## Material provided
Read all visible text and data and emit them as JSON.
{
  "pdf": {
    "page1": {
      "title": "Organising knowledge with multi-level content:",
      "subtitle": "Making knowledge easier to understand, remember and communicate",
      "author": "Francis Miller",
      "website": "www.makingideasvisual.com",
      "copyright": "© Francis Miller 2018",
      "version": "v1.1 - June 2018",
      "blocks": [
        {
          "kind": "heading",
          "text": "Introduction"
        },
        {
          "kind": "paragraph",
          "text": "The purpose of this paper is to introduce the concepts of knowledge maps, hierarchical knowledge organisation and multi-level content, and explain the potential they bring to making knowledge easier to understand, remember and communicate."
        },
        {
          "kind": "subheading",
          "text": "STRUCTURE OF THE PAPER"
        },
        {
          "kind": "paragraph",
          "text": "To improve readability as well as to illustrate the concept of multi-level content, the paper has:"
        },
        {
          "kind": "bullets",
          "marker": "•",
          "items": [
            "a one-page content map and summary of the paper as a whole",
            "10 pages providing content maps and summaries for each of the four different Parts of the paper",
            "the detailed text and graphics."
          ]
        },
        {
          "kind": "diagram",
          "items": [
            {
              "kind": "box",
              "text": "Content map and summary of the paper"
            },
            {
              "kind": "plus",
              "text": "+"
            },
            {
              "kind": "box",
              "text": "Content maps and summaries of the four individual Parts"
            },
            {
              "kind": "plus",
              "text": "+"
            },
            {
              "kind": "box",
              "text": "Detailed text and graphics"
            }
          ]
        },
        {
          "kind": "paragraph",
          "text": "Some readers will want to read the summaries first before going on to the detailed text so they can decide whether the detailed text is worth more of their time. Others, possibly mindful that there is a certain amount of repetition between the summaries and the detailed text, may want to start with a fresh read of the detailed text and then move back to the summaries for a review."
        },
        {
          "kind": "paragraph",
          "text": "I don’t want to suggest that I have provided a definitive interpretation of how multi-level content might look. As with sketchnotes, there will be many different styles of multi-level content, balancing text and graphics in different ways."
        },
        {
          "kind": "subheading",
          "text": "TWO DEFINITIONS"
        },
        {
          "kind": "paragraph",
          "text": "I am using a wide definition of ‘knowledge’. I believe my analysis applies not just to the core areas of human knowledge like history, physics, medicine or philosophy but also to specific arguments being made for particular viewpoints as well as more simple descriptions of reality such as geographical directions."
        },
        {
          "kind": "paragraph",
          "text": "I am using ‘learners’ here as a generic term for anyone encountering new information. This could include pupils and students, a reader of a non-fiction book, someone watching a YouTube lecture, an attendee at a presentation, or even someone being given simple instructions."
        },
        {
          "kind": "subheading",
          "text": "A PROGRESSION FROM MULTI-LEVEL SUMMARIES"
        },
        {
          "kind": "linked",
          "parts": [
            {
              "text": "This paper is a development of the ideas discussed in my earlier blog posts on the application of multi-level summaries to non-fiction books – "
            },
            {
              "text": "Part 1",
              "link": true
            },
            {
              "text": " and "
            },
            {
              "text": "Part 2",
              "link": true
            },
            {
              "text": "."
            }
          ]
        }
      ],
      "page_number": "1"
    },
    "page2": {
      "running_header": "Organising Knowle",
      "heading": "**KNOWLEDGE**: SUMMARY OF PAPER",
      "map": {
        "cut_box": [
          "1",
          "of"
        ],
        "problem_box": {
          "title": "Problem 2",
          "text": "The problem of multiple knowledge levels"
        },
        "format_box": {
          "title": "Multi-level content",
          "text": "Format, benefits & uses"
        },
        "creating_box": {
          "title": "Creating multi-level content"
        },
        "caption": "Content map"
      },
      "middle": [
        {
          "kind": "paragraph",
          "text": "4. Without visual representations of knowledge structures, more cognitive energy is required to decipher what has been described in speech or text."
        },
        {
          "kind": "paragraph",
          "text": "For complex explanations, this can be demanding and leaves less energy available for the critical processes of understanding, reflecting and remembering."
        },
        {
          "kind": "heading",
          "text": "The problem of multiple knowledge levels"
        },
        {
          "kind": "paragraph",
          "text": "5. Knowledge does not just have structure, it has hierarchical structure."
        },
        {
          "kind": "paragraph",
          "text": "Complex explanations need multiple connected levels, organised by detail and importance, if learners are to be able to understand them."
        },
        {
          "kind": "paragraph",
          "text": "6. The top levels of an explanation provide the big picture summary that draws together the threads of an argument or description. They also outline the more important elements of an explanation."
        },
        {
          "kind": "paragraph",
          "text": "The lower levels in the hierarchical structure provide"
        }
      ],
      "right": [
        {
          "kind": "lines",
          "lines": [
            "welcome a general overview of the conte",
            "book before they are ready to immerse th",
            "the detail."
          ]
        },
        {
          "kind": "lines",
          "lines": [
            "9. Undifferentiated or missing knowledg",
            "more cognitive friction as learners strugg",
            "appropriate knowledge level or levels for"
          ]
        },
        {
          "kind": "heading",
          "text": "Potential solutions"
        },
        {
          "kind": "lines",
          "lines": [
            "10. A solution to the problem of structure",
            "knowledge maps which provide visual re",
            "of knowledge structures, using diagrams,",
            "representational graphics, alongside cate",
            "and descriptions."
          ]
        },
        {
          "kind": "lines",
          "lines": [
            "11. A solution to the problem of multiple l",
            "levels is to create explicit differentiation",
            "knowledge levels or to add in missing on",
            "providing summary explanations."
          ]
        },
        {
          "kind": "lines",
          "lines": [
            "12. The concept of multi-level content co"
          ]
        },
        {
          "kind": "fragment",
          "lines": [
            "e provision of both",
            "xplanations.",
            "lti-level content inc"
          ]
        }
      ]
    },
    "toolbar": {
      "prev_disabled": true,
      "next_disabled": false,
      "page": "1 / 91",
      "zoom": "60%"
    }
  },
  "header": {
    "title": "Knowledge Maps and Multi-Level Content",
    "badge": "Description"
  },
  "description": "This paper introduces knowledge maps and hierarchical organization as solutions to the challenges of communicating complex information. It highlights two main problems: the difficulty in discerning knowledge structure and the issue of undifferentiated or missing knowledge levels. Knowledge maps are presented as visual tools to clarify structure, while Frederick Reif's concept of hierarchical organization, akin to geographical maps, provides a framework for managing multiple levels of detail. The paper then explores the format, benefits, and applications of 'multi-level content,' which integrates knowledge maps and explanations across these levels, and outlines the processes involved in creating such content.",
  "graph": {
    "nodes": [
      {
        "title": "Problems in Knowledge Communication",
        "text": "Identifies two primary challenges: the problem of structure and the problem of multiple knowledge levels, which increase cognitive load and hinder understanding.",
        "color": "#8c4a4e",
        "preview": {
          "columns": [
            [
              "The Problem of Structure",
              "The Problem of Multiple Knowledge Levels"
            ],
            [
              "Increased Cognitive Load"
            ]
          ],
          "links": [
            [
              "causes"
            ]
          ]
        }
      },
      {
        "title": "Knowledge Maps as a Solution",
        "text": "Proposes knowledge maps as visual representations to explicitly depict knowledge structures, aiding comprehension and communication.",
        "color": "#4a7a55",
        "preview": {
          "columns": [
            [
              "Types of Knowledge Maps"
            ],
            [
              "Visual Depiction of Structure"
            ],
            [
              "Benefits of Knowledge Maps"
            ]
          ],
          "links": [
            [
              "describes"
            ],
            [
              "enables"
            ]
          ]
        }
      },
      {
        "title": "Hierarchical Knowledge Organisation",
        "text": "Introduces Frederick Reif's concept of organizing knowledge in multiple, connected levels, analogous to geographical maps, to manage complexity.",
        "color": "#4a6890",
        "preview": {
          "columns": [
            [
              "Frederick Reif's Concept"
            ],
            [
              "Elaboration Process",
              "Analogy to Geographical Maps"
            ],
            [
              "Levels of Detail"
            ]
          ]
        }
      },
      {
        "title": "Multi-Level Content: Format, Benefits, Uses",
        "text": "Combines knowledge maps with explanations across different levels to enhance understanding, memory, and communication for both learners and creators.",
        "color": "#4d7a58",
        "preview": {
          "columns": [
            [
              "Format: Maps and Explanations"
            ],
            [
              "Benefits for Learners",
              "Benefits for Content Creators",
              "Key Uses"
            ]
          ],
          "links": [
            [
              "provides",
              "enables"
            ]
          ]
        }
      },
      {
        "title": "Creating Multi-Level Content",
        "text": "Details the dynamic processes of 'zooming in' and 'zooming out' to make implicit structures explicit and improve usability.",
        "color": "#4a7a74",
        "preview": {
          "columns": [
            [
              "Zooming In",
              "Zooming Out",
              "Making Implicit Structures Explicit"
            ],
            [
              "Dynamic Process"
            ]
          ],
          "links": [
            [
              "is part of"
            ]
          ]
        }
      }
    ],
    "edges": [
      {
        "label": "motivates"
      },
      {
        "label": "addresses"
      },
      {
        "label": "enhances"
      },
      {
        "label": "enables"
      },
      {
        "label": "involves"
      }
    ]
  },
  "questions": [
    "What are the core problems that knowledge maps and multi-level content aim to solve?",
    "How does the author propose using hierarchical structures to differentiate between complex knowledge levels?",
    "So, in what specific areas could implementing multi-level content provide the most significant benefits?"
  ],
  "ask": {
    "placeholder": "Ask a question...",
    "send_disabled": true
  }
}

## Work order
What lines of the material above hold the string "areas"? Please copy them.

## Written reply
          "text": "I am using a wide definition of ‘knowledge’. I believe my analysis applies not just to the core areas of human knowledge like history, physics, medicine or philosophy but also to specific arguments being made for particular viewpoints as well as more simple descriptions of reality such as geographical directions."
    "So, in what specific areas could implementing multi-level content provide the most significant benefits?"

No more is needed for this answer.